- Dress appropriately. Get moisture wicking clothes, they will be a life saver. In case you don't know what moisture wicking clothes are, go over to your closet. Pull out that race shirt from a couple weeks ago. See all those little holes and meshy material? That's moisture wicking fabric. Moisture wicking fabrics work because they have two main properties about them, they are both hydrophilic and hydrophobic. Hydrophilic (water loving) properties of a shirt are usually obtained by adding a finish or treatment into the garment, which will allow the shirt to pull sweat away from your body and absorb it into the fibers. Hydrophobic (water hating) properties of a shirt are usually the materials themselves, like polyester, which speeds up the evaporation, making you cooler, faster.
- Stay Hydrated! The amount of water or electrolyte drink you should take in per run varies from person to person, but there is a general guideline. Try to drink about 4-6 oz for every 20 minutes out in the heat if you are running slower than 8 min/mile and about 6-8 oz for every 20 minutes if you are going faster. Since it is extra hot here in Texas right now, I would suggest determining your sweat rate for a more personal guideline. To determine your sweat rate, weigh yourself before and after a run (this works best if you go for about an hour). For each pound you lost, you lost about 16 oz of water. So, if you lost 3 pounds in 1 hour of running, you would need to replace 48 oz of water, which is about 12 oz per 15 minutes during your run. VERY IMPORTANT! Don't forget that you're supposed to be drinking 8 glasses of water a day anyway, plus all the extra you need from running. For each pound lost, you need to drink between 20-24 oz of water/electrolyte drink post exercise. So from earlier, since we lost 3 pounds, we need to drink between 60 and 72 ounces to rehydrate. To avoid drinking this much afterward, we would have had to utilize our sweat rate knowledge and drink the 12 oz per 15 minutes. Staying hydrated on a day to day basis is critical when training for distance in the heat.
- Don't expect to run the same pace you do in the winter. You will not run anywhere near the same speed you do in June than you did in December. As we talked about earlier, it's just harder to keep your body from overheating in the summer, so you just flat out won't be able to run as fast. The chart above is an adjusted pace chart for a 13 mile long run. These times are per mile, so if you normally average 9:30 per mile in your long run and it's 90 degrees outside, your expected speed would be about 25 seconds slower, or 9:55 per mile.
- Do your best to get out there early. Or do your best to get out there after dark. This is going to give you the best chance to get the lowest temperatures possible on a hot summer day.

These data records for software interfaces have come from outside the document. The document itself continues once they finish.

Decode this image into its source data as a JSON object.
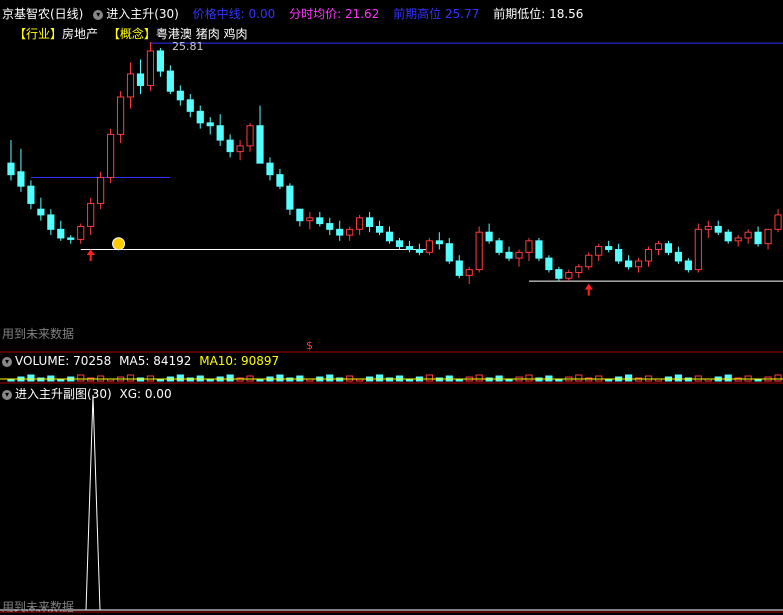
{
  "header": {
    "stock_name": "京基智农(日线)",
    "indicator_name": "进入主升(30)",
    "label_mid": "价格中线:",
    "value_mid": "0.00",
    "label_avg": "分时均价:",
    "value_avg": "21.62",
    "label_high": "前期高位",
    "value_high": "25.77",
    "label_low": "前期低位:",
    "value_low": "18.56"
  },
  "tags": {
    "industry_tag": "【行业】",
    "industry": "房地产",
    "concept_tag": "【概念】",
    "concept": "粤港澳 猪肉 鸡肉"
  },
  "main_chart": {
    "peak_label": "25.81",
    "future_data_text": "用到未来数据",
    "dollar_marker": "$",
    "colors": {
      "up": "#ff3c3c",
      "down": "#54ffff",
      "high_line": "#3030ff",
      "support": "#ffffff",
      "ma": "#ffff00"
    }
  },
  "volume_panel": {
    "label": "VOLUME:",
    "value": "70258",
    "ma5_label": "MA5:",
    "ma5": "84192",
    "ma10_label": "MA10:",
    "ma10": "90897"
  },
  "sub_panel": {
    "title": "进入主升副图(30)",
    "xg_label": "XG:",
    "xg_value": "0.00",
    "future_data_text": "用到未来数据"
  },
  "chart_data": {
    "type": "candlestick",
    "ohlc": [
      [
        21.6,
        22.4,
        21.0,
        21.2
      ],
      [
        21.3,
        22.1,
        20.6,
        20.8
      ],
      [
        20.8,
        21.0,
        20.0,
        20.2
      ],
      [
        20.0,
        20.4,
        19.6,
        19.8
      ],
      [
        19.8,
        20.0,
        19.1,
        19.3
      ],
      [
        19.3,
        19.6,
        18.9,
        19.0
      ],
      [
        19.0,
        19.1,
        18.8,
        18.95
      ],
      [
        18.95,
        19.5,
        18.8,
        19.4
      ],
      [
        19.4,
        20.4,
        19.1,
        20.2
      ],
      [
        20.2,
        21.3,
        20.0,
        21.1
      ],
      [
        21.1,
        22.8,
        20.9,
        22.6
      ],
      [
        22.6,
        24.1,
        22.3,
        23.9
      ],
      [
        23.9,
        25.1,
        23.5,
        24.7
      ],
      [
        24.7,
        25.2,
        24.0,
        24.3
      ],
      [
        24.3,
        25.81,
        24.1,
        25.5
      ],
      [
        25.5,
        25.6,
        24.6,
        24.8
      ],
      [
        24.8,
        25.0,
        24.0,
        24.1
      ],
      [
        24.1,
        24.3,
        23.6,
        23.8
      ],
      [
        23.8,
        24.0,
        23.2,
        23.4
      ],
      [
        23.4,
        23.6,
        22.8,
        23.0
      ],
      [
        23.0,
        23.2,
        22.6,
        22.9
      ],
      [
        22.9,
        23.3,
        22.2,
        22.4
      ],
      [
        22.4,
        22.6,
        21.8,
        22.0
      ],
      [
        22.0,
        22.4,
        21.7,
        22.2
      ],
      [
        22.2,
        23.0,
        22.0,
        22.9
      ],
      [
        22.9,
        23.6,
        22.6,
        21.6
      ],
      [
        21.6,
        21.8,
        21.0,
        21.2
      ],
      [
        21.2,
        21.4,
        20.7,
        20.8
      ],
      [
        20.8,
        20.9,
        19.8,
        20.0
      ],
      [
        20.0,
        19.9,
        19.4,
        19.6
      ],
      [
        19.6,
        19.9,
        19.3,
        19.7
      ],
      [
        19.7,
        19.9,
        19.4,
        19.5
      ],
      [
        19.5,
        19.7,
        19.1,
        19.3
      ],
      [
        19.3,
        19.6,
        18.9,
        19.1
      ],
      [
        19.1,
        19.4,
        18.9,
        19.3
      ],
      [
        19.3,
        19.8,
        19.1,
        19.7
      ],
      [
        19.7,
        19.9,
        19.2,
        19.4
      ],
      [
        19.4,
        19.6,
        19.1,
        19.2
      ],
      [
        19.2,
        19.4,
        18.8,
        18.9
      ],
      [
        18.9,
        19.0,
        18.6,
        18.7
      ],
      [
        18.7,
        18.9,
        18.5,
        18.6
      ],
      [
        18.6,
        18.8,
        18.4,
        18.5
      ],
      [
        18.5,
        19.0,
        18.4,
        18.9
      ],
      [
        18.9,
        19.2,
        18.6,
        18.8
      ],
      [
        18.8,
        19.0,
        18.1,
        18.2
      ],
      [
        18.2,
        18.4,
        17.6,
        17.7
      ],
      [
        17.7,
        18.0,
        17.4,
        17.9
      ],
      [
        17.9,
        19.4,
        17.8,
        19.2
      ],
      [
        19.2,
        19.5,
        18.8,
        18.9
      ],
      [
        18.9,
        19.0,
        18.4,
        18.5
      ],
      [
        18.5,
        18.7,
        18.2,
        18.3
      ],
      [
        18.3,
        18.6,
        18.0,
        18.5
      ],
      [
        18.5,
        19.0,
        18.2,
        18.9
      ],
      [
        18.9,
        19.0,
        18.2,
        18.3
      ],
      [
        18.3,
        18.4,
        17.8,
        17.9
      ],
      [
        17.9,
        18.0,
        17.5,
        17.6
      ],
      [
        17.6,
        17.9,
        17.5,
        17.8
      ],
      [
        17.8,
        18.1,
        17.6,
        18.0
      ],
      [
        18.0,
        18.5,
        17.9,
        18.4
      ],
      [
        18.4,
        18.8,
        18.2,
        18.7
      ],
      [
        18.7,
        18.9,
        18.5,
        18.6
      ],
      [
        18.6,
        18.8,
        18.1,
        18.2
      ],
      [
        18.2,
        18.4,
        17.9,
        18.0
      ],
      [
        18.0,
        18.3,
        17.8,
        18.2
      ],
      [
        18.2,
        18.7,
        18.0,
        18.6
      ],
      [
        18.6,
        18.9,
        18.4,
        18.8
      ],
      [
        18.8,
        18.9,
        18.4,
        18.5
      ],
      [
        18.5,
        18.7,
        18.1,
        18.2
      ],
      [
        18.2,
        18.3,
        17.8,
        17.9
      ],
      [
        17.9,
        19.5,
        17.8,
        19.3
      ],
      [
        19.3,
        19.6,
        19.0,
        19.4
      ],
      [
        19.4,
        19.6,
        19.1,
        19.2
      ],
      [
        19.2,
        19.3,
        18.8,
        18.9
      ],
      [
        18.9,
        19.1,
        18.7,
        19.0
      ],
      [
        19.0,
        19.3,
        18.8,
        19.2
      ],
      [
        19.2,
        19.4,
        18.7,
        18.8
      ],
      [
        18.8,
        19.0,
        18.6,
        19.3
      ],
      [
        19.3,
        20.0,
        19.2,
        19.8
      ]
    ],
    "prior_high": 25.77,
    "prior_low": 18.56,
    "peak": 25.81,
    "volume": {
      "MA5": 84192,
      "MA10": 90897,
      "last": 70258
    },
    "xg_signal_value": 0.0,
    "signal_arrows": [
      8,
      58
    ]
  }
}
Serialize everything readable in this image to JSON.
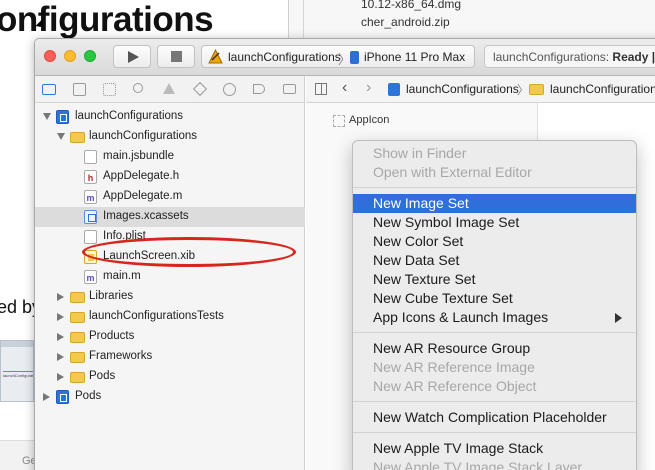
{
  "background": {
    "doc_title": "onfigurations",
    "doc_partial_text": "ed by",
    "thumb_text": "launchConfigurations",
    "bottom_partial": "Ge",
    "files": [
      "10.12-x86_64.dmg",
      "cher_android.zip"
    ]
  },
  "toolbar": {
    "scheme": "launchConfigurations",
    "device": "iPhone 11 Pro Max",
    "status_prefix": "launchConfigurations: ",
    "status_state": "Ready | L"
  },
  "navigator": {
    "rows": [
      {
        "label": "launchConfigurations",
        "icon": "project",
        "indent": 0,
        "disclosure": "open"
      },
      {
        "label": "launchConfigurations",
        "icon": "folder",
        "indent": 1,
        "disclosure": "open"
      },
      {
        "label": "main.jsbundle",
        "icon": "file",
        "indent": 2,
        "disclosure": "none"
      },
      {
        "label": "AppDelegate.h",
        "icon": "h-file",
        "indent": 2,
        "disclosure": "none"
      },
      {
        "label": "AppDelegate.m",
        "icon": "m-file",
        "indent": 2,
        "disclosure": "none"
      },
      {
        "label": "Images.xcassets",
        "icon": "assets",
        "indent": 2,
        "disclosure": "none",
        "selected": true
      },
      {
        "label": "Info.plist",
        "icon": "file",
        "indent": 2,
        "disclosure": "none"
      },
      {
        "label": "LaunchScreen.xib",
        "icon": "xib",
        "indent": 2,
        "disclosure": "none"
      },
      {
        "label": "main.m",
        "icon": "m-file",
        "indent": 2,
        "disclosure": "none"
      },
      {
        "label": "Libraries",
        "icon": "folder",
        "indent": 1,
        "disclosure": "closed"
      },
      {
        "label": "launchConfigurationsTests",
        "icon": "folder",
        "indent": 1,
        "disclosure": "closed"
      },
      {
        "label": "Products",
        "icon": "folder",
        "indent": 1,
        "disclosure": "closed"
      },
      {
        "label": "Frameworks",
        "icon": "folder",
        "indent": 1,
        "disclosure": "closed"
      },
      {
        "label": "Pods",
        "icon": "folder",
        "indent": 1,
        "disclosure": "closed"
      },
      {
        "label": "Pods",
        "icon": "project",
        "indent": 0,
        "disclosure": "closed"
      }
    ]
  },
  "editor": {
    "jump_project": "launchConfigurations",
    "jump_folder": "launchConfiguration",
    "asset_item": "AppIcon"
  },
  "context_menu": {
    "groups": [
      [
        {
          "label": "Show in Finder",
          "enabled": false
        },
        {
          "label": "Open with External Editor",
          "enabled": false
        }
      ],
      [
        {
          "label": "New Image Set",
          "enabled": true,
          "highlighted": true
        },
        {
          "label": "New Symbol Image Set",
          "enabled": true
        },
        {
          "label": "New Color Set",
          "enabled": true
        },
        {
          "label": "New Data Set",
          "enabled": true
        },
        {
          "label": "New Texture Set",
          "enabled": true
        },
        {
          "label": "New Cube Texture Set",
          "enabled": true
        },
        {
          "label": "App Icons & Launch Images",
          "enabled": true,
          "submenu": true
        }
      ],
      [
        {
          "label": "New AR Resource Group",
          "enabled": true
        },
        {
          "label": "New AR Reference Image",
          "enabled": false
        },
        {
          "label": "New AR Reference Object",
          "enabled": false
        }
      ],
      [
        {
          "label": "New Watch Complication Placeholder",
          "enabled": true
        }
      ],
      [
        {
          "label": "New Apple TV Image Stack",
          "enabled": true
        },
        {
          "label": "New Apple TV Image Stack Layer",
          "enabled": false
        }
      ]
    ]
  },
  "colors": {
    "menu_highlight": "#2f6fd9",
    "annotation": "#d9261c",
    "accent": "#2d74da"
  }
}
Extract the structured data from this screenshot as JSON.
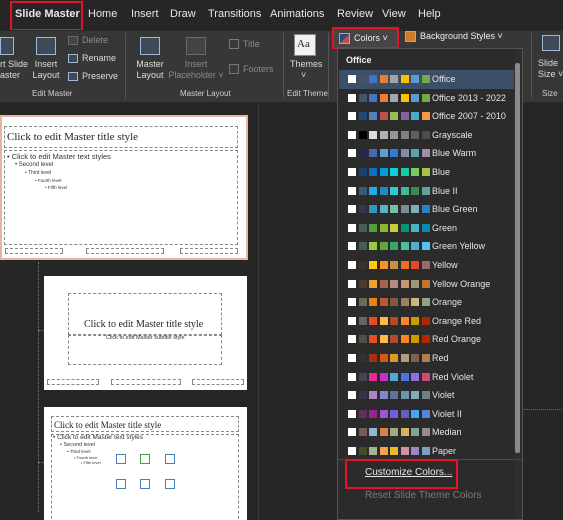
{
  "menu": {
    "items": [
      "Slide Master",
      "Home",
      "Insert",
      "Draw",
      "Transitions",
      "Animations",
      "Review",
      "View",
      "Help"
    ]
  },
  "ribbon": {
    "insert_slide_master": "rt Slide\naster",
    "insert_layout": "Insert\nLayout",
    "delete": "Delete",
    "rename": "Rename",
    "preserve": "Preserve",
    "group_edit_master": "Edit Master",
    "master_layout": "Master\nLayout",
    "insert_placeholder": "Insert\nPlaceholder ˅",
    "title": "Title",
    "footers": "Footers",
    "group_master_layout": "Master Layout",
    "themes": "Themes",
    "themes_caret": "˅",
    "group_edit_theme": "Edit Theme",
    "colors": "Colors ˅",
    "background_styles": "Background Styles ˅",
    "slide_size": "Slide\nSize ˅",
    "group_size": "Size"
  },
  "thumbnails": {
    "master_title": "Click to edit Master title style",
    "master_text": "• Click to edit Master text styles",
    "level2": "• Second level",
    "level3": "• Third level",
    "level4": "• Fourth level",
    "level5": "• Fifth level",
    "subtitle": "Click to edit Master subtitle style"
  },
  "dropdown": {
    "header": "Office",
    "customize": "Customize Colors...",
    "reset": "Reset Slide Theme Colors",
    "themes": [
      {
        "name": "Office",
        "colors": [
          "#ffffff",
          "#44546a",
          "#4472c4",
          "#ed7d31",
          "#a5a5a5",
          "#ffc000",
          "#5b9bd5",
          "#70ad47"
        ]
      },
      {
        "name": "Office 2013 - 2022",
        "colors": [
          "#ffffff",
          "#44546a",
          "#4472c4",
          "#ed7d31",
          "#a5a5a5",
          "#ffc000",
          "#5b9bd5",
          "#70ad47"
        ]
      },
      {
        "name": "Office 2007 - 2010",
        "colors": [
          "#ffffff",
          "#1f497d",
          "#4f81bd",
          "#c0504d",
          "#9bbb59",
          "#8064a2",
          "#4bacc6",
          "#f79646"
        ]
      },
      {
        "name": "Grayscale",
        "colors": [
          "#ffffff",
          "#000000",
          "#dddddd",
          "#b2b2b2",
          "#969696",
          "#808080",
          "#5f5f5f",
          "#4d4d4d"
        ]
      },
      {
        "name": "Blue Warm",
        "colors": [
          "#ffffff",
          "#242852",
          "#4a66ac",
          "#629dd1",
          "#297fd5",
          "#7f8fa9",
          "#5aa2ae",
          "#9d90a0"
        ]
      },
      {
        "name": "Blue",
        "colors": [
          "#ffffff",
          "#17406d",
          "#0f6fc6",
          "#009dd9",
          "#0bd0d9",
          "#10cf9b",
          "#7cca62",
          "#a5c249"
        ]
      },
      {
        "name": "Blue II",
        "colors": [
          "#ffffff",
          "#335b74",
          "#1cade4",
          "#2683c6",
          "#27ced7",
          "#42ba97",
          "#3e8853",
          "#62a39f"
        ]
      },
      {
        "name": "Blue Green",
        "colors": [
          "#ffffff",
          "#373545",
          "#3494ba",
          "#58b6c0",
          "#75bda7",
          "#7a8c8e",
          "#84acb6",
          "#2683c6"
        ]
      },
      {
        "name": "Green",
        "colors": [
          "#ffffff",
          "#455f51",
          "#549e39",
          "#8ab833",
          "#c0cf3a",
          "#029676",
          "#4ab5c4",
          "#0989b1"
        ]
      },
      {
        "name": "Green Yellow",
        "colors": [
          "#ffffff",
          "#455f51",
          "#99cb38",
          "#63a537",
          "#37a76f",
          "#44c1a3",
          "#4eb3cf",
          "#51c3f9"
        ]
      },
      {
        "name": "Yellow",
        "colors": [
          "#ffffff",
          "#39302a",
          "#ffca08",
          "#f8931d",
          "#ce8d3e",
          "#ec7016",
          "#e64823",
          "#9c6a6a"
        ]
      },
      {
        "name": "Yellow Orange",
        "colors": [
          "#ffffff",
          "#4e3b30",
          "#f0a22e",
          "#a5644e",
          "#b58b80",
          "#c3986d",
          "#a19574",
          "#c17529"
        ]
      },
      {
        "name": "Orange",
        "colors": [
          "#ffffff",
          "#637052",
          "#e48312",
          "#bd582c",
          "#865640",
          "#9b8357",
          "#c2bc80",
          "#94a088"
        ]
      },
      {
        "name": "Orange Red",
        "colors": [
          "#ffffff",
          "#696464",
          "#e84c22",
          "#ffbd47",
          "#b64926",
          "#ff8427",
          "#cc9900",
          "#b22600"
        ]
      },
      {
        "name": "Red Orange",
        "colors": [
          "#ffffff",
          "#505046",
          "#e84c22",
          "#ffbd47",
          "#b64926",
          "#ff8427",
          "#cc9900",
          "#b22600"
        ]
      },
      {
        "name": "Red",
        "colors": [
          "#ffffff",
          "#323232",
          "#a5300f",
          "#d55816",
          "#e19825",
          "#b19c7d",
          "#7f5f52",
          "#b27d49"
        ]
      },
      {
        "name": "Red Violet",
        "colors": [
          "#ffffff",
          "#454551",
          "#e32d91",
          "#c830cc",
          "#4ea6dc",
          "#4775e7",
          "#8971e1",
          "#d54773"
        ]
      },
      {
        "name": "Violet",
        "colors": [
          "#ffffff",
          "#373545",
          "#ad84c6",
          "#8784c7",
          "#5d739a",
          "#6997af",
          "#84acb6",
          "#6f8183"
        ]
      },
      {
        "name": "Violet II",
        "colors": [
          "#ffffff",
          "#632e62",
          "#92278f",
          "#9b57d3",
          "#755dd9",
          "#665eb8",
          "#45a5ed",
          "#5982db"
        ]
      },
      {
        "name": "Median",
        "colors": [
          "#ffffff",
          "#775f55",
          "#94b6d2",
          "#dd8047",
          "#a5ab81",
          "#d8b25c",
          "#7ba79d",
          "#968c8c"
        ]
      },
      {
        "name": "Paper",
        "colors": [
          "#ffffff",
          "#444d26",
          "#a5b592",
          "#f3a447",
          "#e7bc29",
          "#d092a7",
          "#9c85c0",
          "#809ec2"
        ]
      }
    ]
  }
}
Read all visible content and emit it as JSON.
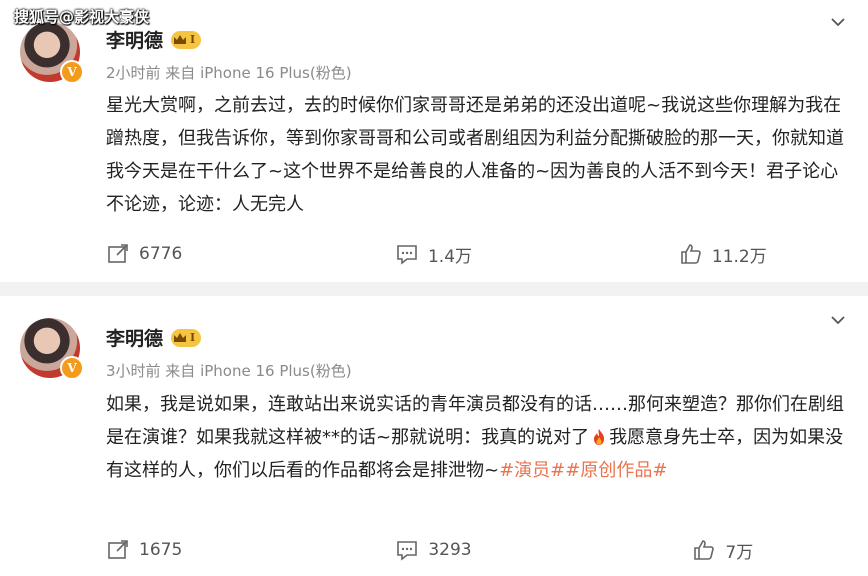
{
  "watermark": "搜狐号@影视大豪侠",
  "posts": [
    {
      "author": "李明德",
      "level": "I",
      "verified_badge": "V",
      "meta": "2小时前 来自 iPhone 16 Plus(粉色)",
      "text_plain": "星光大赏啊，之前去过，去的时候你们家哥哥还是弟弟的还没出道呢~我说这些你理解为我在蹭热度，但我告诉你，等到你家哥哥和公司或者剧组因为利益分配撕破脸的那一天，你就知道我今天是在干什么了~这个世界不是给善良的人准备的~因为善良的人活不到今天！君子论心不论迹，论迹：人无完人",
      "reposts": "6776",
      "comments": "1.4万",
      "likes": "11.2万"
    },
    {
      "author": "李明德",
      "level": "I",
      "verified_badge": "V",
      "meta": "3小时前 来自 iPhone 16 Plus(粉色)",
      "text_part1": "如果，我是说如果，连敢站出来说实话的青年演员都没有的话……那何来塑造？那你们在剧组是在演谁？如果我就这样被**的话~那就说明：我真的说对了",
      "text_part2": "我愿意身先士卒，因为如果没有这样的人，你们以后看的作品都将会是排泄物~",
      "tag1": "#演员#",
      "tag2": "#原创作品#",
      "reposts": "1675",
      "comments": "3293",
      "likes": "7万"
    }
  ],
  "icons": {
    "repost": "repost-icon",
    "comment": "comment-icon",
    "like": "like-icon",
    "more": "chevron-down-icon",
    "emoji": "fire-emoji-icon"
  },
  "colors": {
    "tag": "#eb7350",
    "badge": "#f39b1c",
    "level": "#f5c542",
    "divider": "#f2f2f2"
  }
}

Even if you wake up at 6 a.m. and it is 78 degrees outside, that is still better than running in the heat of the day when it can get upwards around 95 with a 102 degree heat index. The hottest time of the day is between noon and 4 p.m. That is when the sun is highest in the sky and will be beating down directly on you, so do your best to avoid those times.
- Wear sunblock. Aside from the obvious, "I don't want to get sunburned" reason for wearing sunblock, a little known fact is that it actually helps keep your body temperature down. The reason sunblock keeps you cooler is because it literally does what the name says. It blocks the sun from directly heating your skin. So in a way, we can say we are almost tricking the body by applying sunblock into making it think it's cooler outside. In terms of which one to use, I myself have been using Mission SPF 30 Ultra-Sweatproof Sunscreen. Anything over 30 SPF is really a waste because unless you're training for ultras, you aren't going to be outside long enough to need anything else.